All of your favorites, in one place.
**Available in an extremely limited pressing of 200 copies, it includes 4 inserts (offset printed)and liner notes with additional artwork by Harry Smith. Grab this one fast. We can’t recommend it enough, and it’s sure to be gone in a flash** The 1960’s presented remarkable possibilities for freedom, particularly within the creative fields. Countless individuals crossed the threshold, making the radical arts their home. One such figure was the musician, poet, and performer Louise Landes Levi. During the middle of the decade she was a founding member of Berkeley’s legendary Floating Lotus Magic Opera Company, know for their multidisciplinary ritual dramas, incorporating the ideas of Antonin Artaud and elements of folk theater, Balinese Gamelan, Tibetan monastery rituals, and Indian Kathakali dance, and involving such notable figures as Angus MacLise, Daniel Conrad, Terry Riley, and Ramon Sender. Following studies with sarangi-master Pandit Ram Narayan at Mills College, Levi embarked a solo adventure into the world, travelling via Istanbul, through Iran, Afghanistan, and Pakistan, on her way to India to study the country’s traditions of Classical music and poetry, becoming the student of Ustad Abdul Majid Khan, and later of Ali Akbar Khan, Annapurna Devi, and La Monte Young.
Much of Louise Landes Levi’s career has been spent as a chronicler, poet, and translator, issuing a number of highly regarded works of her own, as well as esteemed translations of those by Rene Daumal, Henri Michaux, and from the Indian traditions. Despite all these accomplishments, her musical practicehas stayed constant.
In 2014, Bart De Paepe, who has been a key figure in re-discovering and publishing Louise Landes Levi’s work, issued under his label Cities of Delirium, 'an assembly of Louise's instrumental & spoken word works - then in 2014, under the new label, Sloow Wax, From the Ming Oracle, a joint effort of Catherine Christer Hennix who wrote the composition/drone played by Hilary Jeffery on Trombone & LLL on sarangi & voice, with booklet of same title as insert. We’re overjoyed to see her return in 2018 with a beautiful 10" via the Belgian imprint Drupka Records - run by visual designer Jeroen Wille - Colloidal Love. It’s an absolute gem which has blown us away since it first reached our ears.

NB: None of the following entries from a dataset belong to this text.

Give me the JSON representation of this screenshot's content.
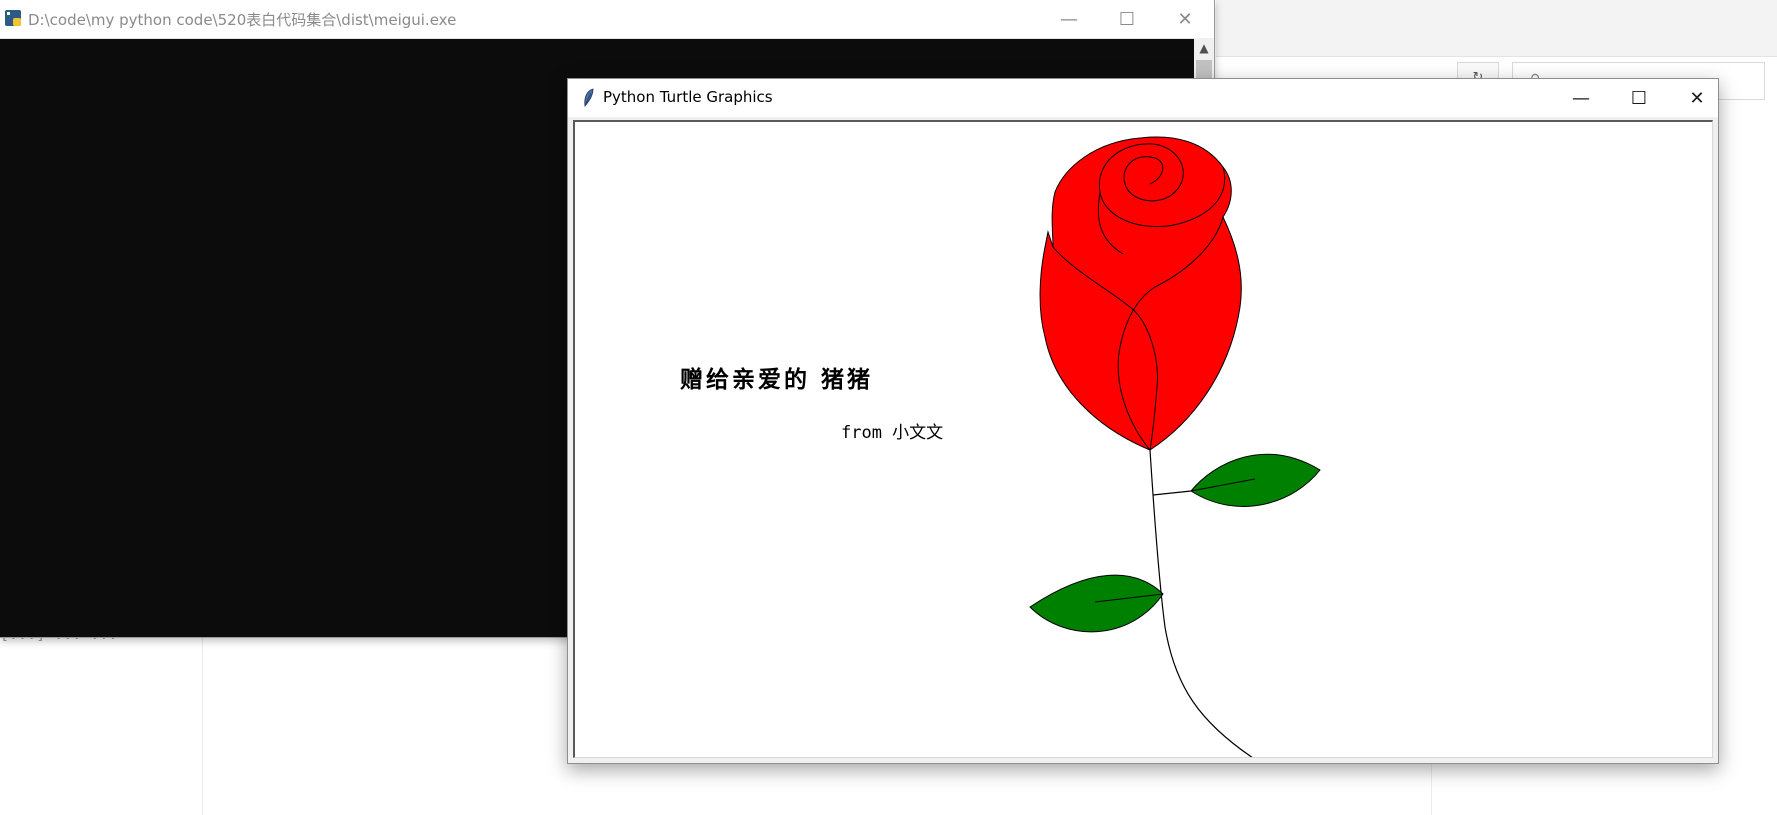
{
  "console_window": {
    "title": "D:\\code\\my python code\\520表白代码集合\\dist\\meigui.exe",
    "background_color": "#0c0c0c",
    "buttons": {
      "minimize": "—",
      "maximize": "☐",
      "close": "✕"
    },
    "scrollbar_up_arrow": "▲"
  },
  "turtle_window": {
    "title": "Python Turtle Graphics",
    "icon": "feather-icon",
    "buttons": {
      "minimize": "—",
      "maximize": "☐",
      "close": "✕"
    },
    "canvas": {
      "message_line1": "赠给亲爱的 猪猪",
      "message_line2": "from 小文文",
      "colors": {
        "flower": "#ff0000",
        "leaves": "#008000",
        "outline": "#000000"
      }
    }
  },
  "background": {
    "dropdown_glyph": "↻",
    "search_icon": "search-icon",
    "terminal_text": "[...] ... ..."
  }
}
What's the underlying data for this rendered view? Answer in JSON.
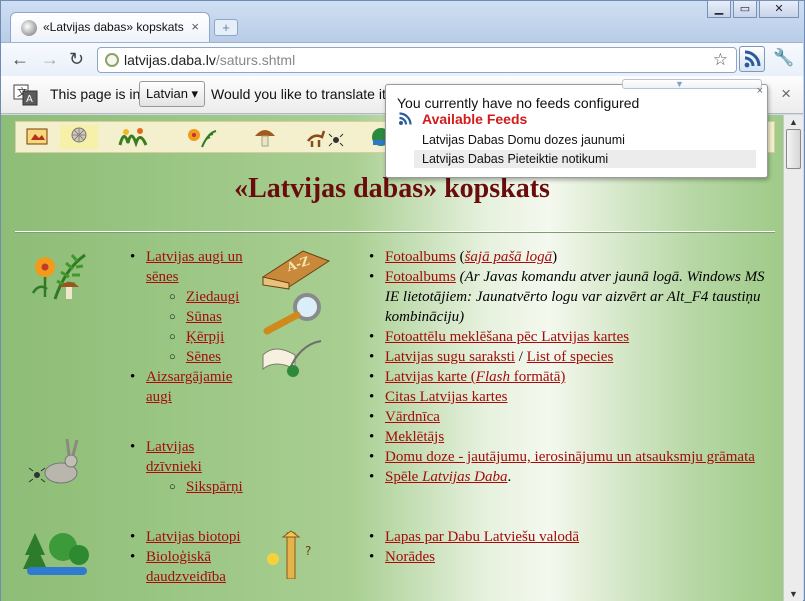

Colloidal Love is a stunning effort, largely build around the instrument which Levi has dedicated decades to, the sarangi, augmented by voice and flute. The recordings are the result of Levi’s residency at The Villa in Antwerp back in 2012, where she was joined by Paul LaBrecque – who plays banjo, and also recorded and mixed this album – and Bart De Paepe with his hypnotic, ritualistic percussion (Bells, Singing Bowls). Flirting with the outer-reaches charted by Buddhist music, Colloidal Love is a trance-inducing, meditative, cosmic world of sonic interplay. It is a deeply sorrowful body of work - an imagistic musical journey through the idea that the American folk tradition, Southern Appalachian, ballad, dance and blues – as documented on Harry Smith’s ‘Anthology of American Folk Music’ – would play a vital role in these recordings. Louise intuited a correspondence between the string tradition, especially fiddle and banjo in ‘old weird America’ and the early recordings of sarangi, especially those of Ustad Bundu Khan and his pupil (and her teacher) Ustad Abdul Majid Khan, with relation both to ‘tension’ and ‘intonation.’ An ambient, meditative wonder, laden with abstraction and exquisite beauty, Colloidal Love can’t help but beg the question of why we haven’t heard more from Levi over the years, and the hope that this is but the first of many in those to come.
Available in an extremely limited pressing of 200 copies, it includes 4 inserts (offset printed)and liner notes with additional artwork by Harry Smith. Grab this one fast. We can’t recommend it enough, and it’s sure to be gone in a flash.
In loving memory of Jack Rose & Ira Cohen.
Special thanks to Raymond Foye and Frances-Marie Uitti.